Jeter returned to short in the second game of the doubleheader, his first start at the position in a week due to a nagging deep bone bruise in his left ankle. Jeter committed his 10th error of the season on a high throw to first after fielding a ball off the bat of Arencibia in the seventh inning. . . . The Yankees elected not to activate outfielder Brett Gardner from the disabled list. Gardner, who has missed most all of the season with a strained right elbow and elbow surgery, may be activated on Thursday but it will require the Yankees to make a move on their 40-man roster. They activated Andy Pettitte by moving pitcher Dellin Betances to the 60-day disabled list.
The Yankees will go for a sweep of their three-game series with the Blue Jays on Thursday.
Hughes (15-12, 3.96 ERA) will start for the Yankees.
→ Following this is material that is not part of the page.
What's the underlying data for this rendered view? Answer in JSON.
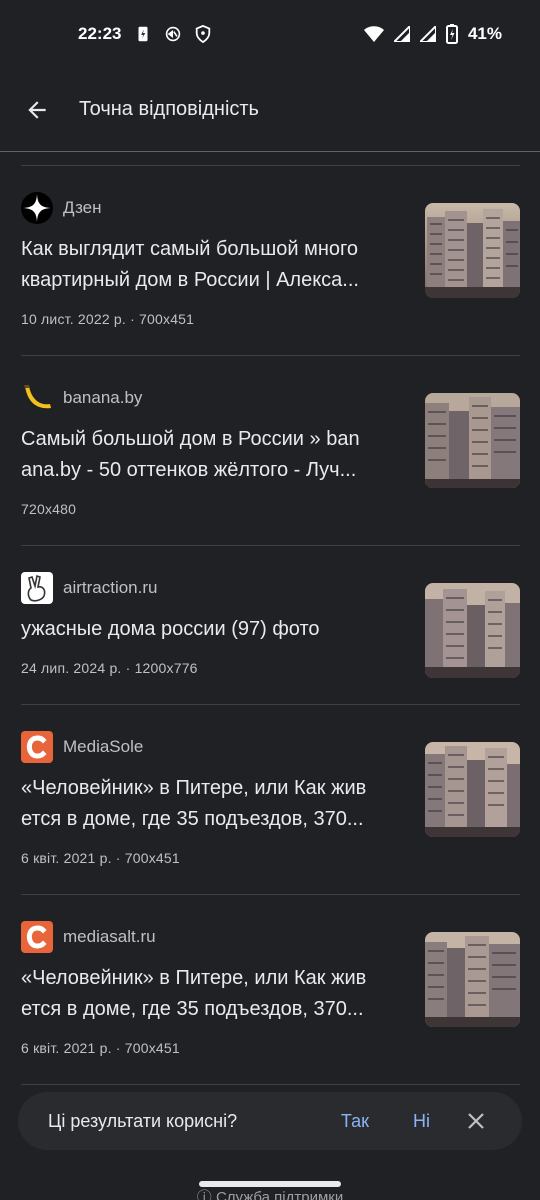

Hughes is coming off 7 1/3 innings of shutout baseball in a victory over the Boston Red Sox last Thursday. He has a 3.24 ERA since June. He is 4-5 with a 4.66 ERA in his career against the Blue Jays.
The Blue Jays will start journeyman left-hander Aaron Laffey (3-5, 4.55 ERA). Laffey gave up three runs on four hits and four walks in just 3 2/3 innings against the Red Sox. He has lost his last four starts. He is 0-2 with a 9.56 ERA lifetime against the Yankees.
Game-time will be 7:05 p.m. EDT and the game will be telecast regionally by the MLB Network and locally by the YES Network.